Lean – corporate HQ or local drivers?
Siemens made sharp cuts to its pan-European workforce in 2009, axing over 5,000 jobs outside Germany, as part of a programme to cut Eu1.2bn of costs between 2009-11. Lean manufacturing is a philosophy that runs through Siemens, which has a lean programme and a toolbox. But the programme has to be driven locally. Why are some UK factories more ‘lean’ than those in Germany? The answer is revealing. “In Germany, the general culture to do things systematically and of a high quality is almost innate. You have to do less to create the culture, there is a lower need to do it and hence many organisations don’t bother. Whereas here the start point is lower.
People here don’t come and work for Siemens to increase Siemens’ productivity – their prime objective is to earn some money, period. Therefore you have to work much harder with that culture to create that lean philosophy. We’ve had to put in more resources – but when we’ve done it, the results are fantastic.”
A word about wind
In March, Siemens said it would invest £80m in a new factory to make offshore wind turbines, which would create around 700 jobs. This followed pledges from other big companies like GE to invest in offshore wind manufacturing in the UK, and in the Budget the Government announced a £60m offshore wind infrastructure port development competition.
Less than a year earlier, Danish turbine manufacturer Vestas had shut its plant on the Isle of Wight, citing crushing red tape and planning delays in securing wind energy projects as the reason. Many in the wind industry thought this might ring the death knell for serious large wind system manufacturing in the UK. The move surprised Maier. “[Vestas] felt the environment for investment, especially planning for offshore wind, was too complex. We found this extremely strange because at the same time we were booking big orders for turbines and blades in the UK, both offshore and onshore. You can read into that what you like, but the market for wind energy in the UK is buoyant.” Siemens had also looked at sites in Denmark and Germany for the factory – why did the UK prevail? “The support we received from the Government was key to helping us. The Danish and German governments were also willing to invest, so you have to get on a level playing field and then the other factors matter, like being close to the customer, having the right skills, supply chain etc, which the UK has.”

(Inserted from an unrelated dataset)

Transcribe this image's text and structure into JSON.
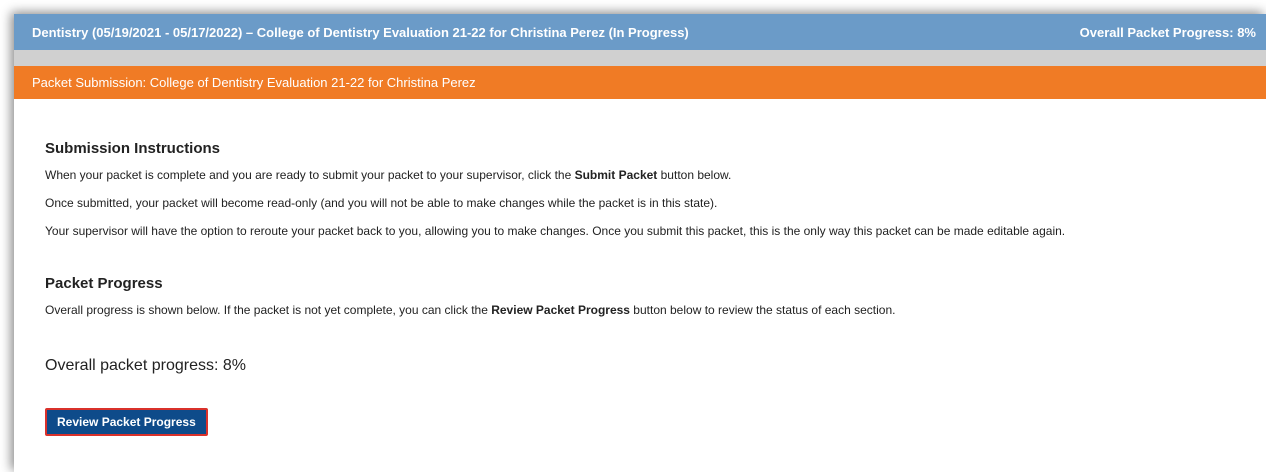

Environment for opportunities
Despite the economic unrest in Europe, in the long term Maier says Siemens Industry UK is in a very exciting position. Each of its core business sectors face growth opportunities. “The UK has an old transport infrastructure by developed world standards, but there’s a massive opportunity there in the next 20 years.” There is a greater need to construct more energy efficient buildings, where the need for technology to reduce operating costs will benefit Siemens, and Maier expects a “mini-renaissance in manufacturing, not a boom but an uplift”, especially in energy efficiency, which will feed the company’s automation, drives and ancillary systems.
Looking beyond Siemens, as the recovery matures Maier sees the sectors which fell the most recover the most, like automotive and aggregates, and there will be a relative decline in some areas that were largely resilient through the recession, namely defence and aerospace, which have had fairly high investment cycles in last two years. “There’ll be ups and downs but net gains, and overall it will be quite good.” Whether or not factions of British industry can overcome their cultural reticence to end-to-end, high technology investment, Juergen Maier’s company is certainly wellplaced to serve it as business and transportation gets leaner, greener and simply better.